--- INSTRUCTIONS TO FOLLOW ---
Type out the data exactly as given. Skip any image.

--- SUPPLIED DATA ---
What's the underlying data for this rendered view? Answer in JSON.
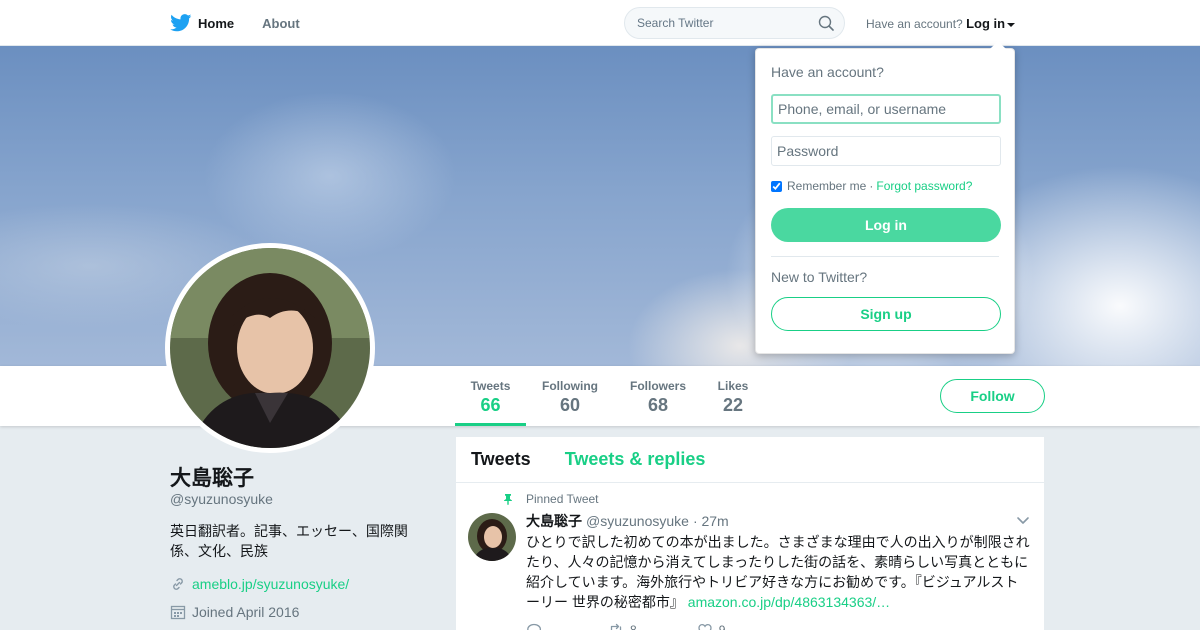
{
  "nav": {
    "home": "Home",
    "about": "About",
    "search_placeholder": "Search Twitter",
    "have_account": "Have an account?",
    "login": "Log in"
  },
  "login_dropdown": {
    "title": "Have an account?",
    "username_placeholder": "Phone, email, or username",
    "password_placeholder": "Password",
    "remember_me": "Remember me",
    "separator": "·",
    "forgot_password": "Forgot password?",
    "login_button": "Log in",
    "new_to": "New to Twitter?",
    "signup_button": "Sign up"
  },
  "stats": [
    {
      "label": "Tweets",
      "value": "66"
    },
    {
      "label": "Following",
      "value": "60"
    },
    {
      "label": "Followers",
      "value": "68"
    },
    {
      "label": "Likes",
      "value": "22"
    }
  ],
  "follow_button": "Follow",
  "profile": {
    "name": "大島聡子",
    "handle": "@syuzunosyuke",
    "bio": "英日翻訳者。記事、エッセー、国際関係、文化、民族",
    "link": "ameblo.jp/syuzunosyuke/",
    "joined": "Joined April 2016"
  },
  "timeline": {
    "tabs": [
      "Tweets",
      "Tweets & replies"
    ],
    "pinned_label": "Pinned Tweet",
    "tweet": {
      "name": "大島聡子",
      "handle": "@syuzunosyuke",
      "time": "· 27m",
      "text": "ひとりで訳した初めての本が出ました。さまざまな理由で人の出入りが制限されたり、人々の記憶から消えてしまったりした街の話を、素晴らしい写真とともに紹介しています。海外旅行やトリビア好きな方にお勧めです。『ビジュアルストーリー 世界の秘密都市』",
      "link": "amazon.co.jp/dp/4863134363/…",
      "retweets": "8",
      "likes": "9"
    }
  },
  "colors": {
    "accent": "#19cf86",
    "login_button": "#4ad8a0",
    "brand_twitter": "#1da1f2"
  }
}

--- WRITTEN RESPONSE ---
What's the underlying data for this rendered view? Answer in JSON.
{
  "nav": {
    "home": "Home",
    "about": "About",
    "search_placeholder": "Search Twitter",
    "have_account": "Have an account?",
    "login": "Log in"
  },
  "login_dropdown": {
    "title": "Have an account?",
    "username_placeholder": "Phone, email, or username",
    "password_placeholder": "Password",
    "remember_me": "Remember me",
    "separator": "·",
    "forgot_password": "Forgot password?",
    "login_button": "Log in",
    "new_to": "New to Twitter?",
    "signup_button": "Sign up"
  },
  "stats": [
    {
      "label": "Tweets",
      "value": "66"
    },
    {
      "label": "Following",
      "value": "60"
    },
    {
      "label": "Followers",
      "value": "68"
    },
    {
      "label": "Likes",
      "value": "22"
    }
  ],
  "follow_button": "Follow",
  "profile": {
    "name": "大島聡子",
    "handle": "@syuzunosyuke",
    "bio": "英日翻訳者。記事、エッセー、国際関係、文化、民族",
    "link": "ameblo.jp/syuzunosyuke/",
    "joined": "Joined April 2016"
  },
  "timeline": {
    "tabs": [
      "Tweets",
      "Tweets & replies"
    ],
    "pinned_label": "Pinned Tweet",
    "tweet": {
      "name": "大島聡子",
      "handle": "@syuzunosyuke",
      "time": "· 27m",
      "text": "ひとりで訳した初めての本が出ました。さまざまな理由で人の出入りが制限されたり、人々の記憶から消えてしまったりした街の話を、素晴らしい写真とともに紹介しています。海外旅行やトリビア好きな方にお勧めです。『ビジュアルストーリー 世界の秘密都市』",
      "link": "amazon.co.jp/dp/4863134363/…",
      "retweets": "8",
      "likes": "9"
    }
  },
  "colors": {
    "accent": "#19cf86",
    "login_button": "#4ad8a0",
    "brand_twitter": "#1da1f2"
  }
}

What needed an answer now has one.